NOTE: I have suggested specific songs and instrumental selections found in the Silver Burdett music series. However, similar topical songs in other music series or listening selections such as Holst’s “The Planets” could be substituted, yet maintain the integrity of the lesson.
North Carolina curriculum alignment
Music Education (2001)
- Goal 1: The learner will sing, alone and with others, a varied repertoire of music.
- Objective 1.09: Sing music representing diverse styles, genres, and cultures.
- Goal 2: The learner will play on instruments, alone and with others, a varied repertoire of music.
- Objective 2.01: Play with pitch and rhythmic accuracy.
- Goal 9: The learner will understand music in relation to history and culture.
- Objective 9.01: Identify the style of aural musical examples from various historical periods and cultures.
Social Studies (2003)
- Goal 4: The learner will trace key developments in United States history and describe their impact on the land and people of the nation and its neighboring countries.
- Objective 4.01: Define the role of an historian and explain the importance of studying history.
- North Carolina Essential Standards
- Music Education (2010)

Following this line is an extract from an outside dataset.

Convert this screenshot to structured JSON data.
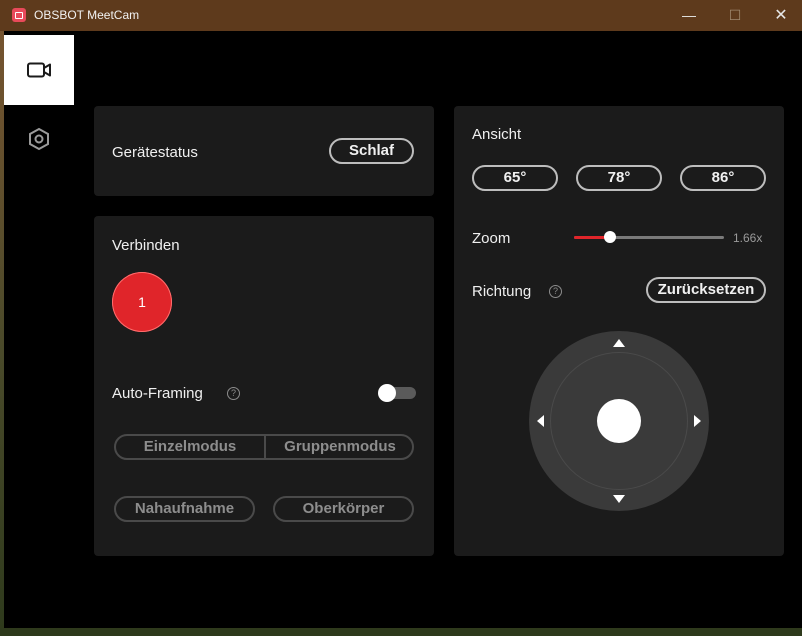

- 5.CR.1 Understand global, interdisciplinary, and 21st century connections with music. 5.CR.1.1 Understand how music has affected, and is reflected in, the culture, traditions, and history of the United States. 5.CR.1.2 Understand the relationships between...
- Social Studies (2010)
- 5.H.2 Understand the role of prominent figures in shaping the United States. 5.H.2.1 Summarize the contributions of the “Founding Fathers” to the development of our country. 5.H.2.2 Explain how key historical figures have exemplified values and principles...
- Music Education (2010)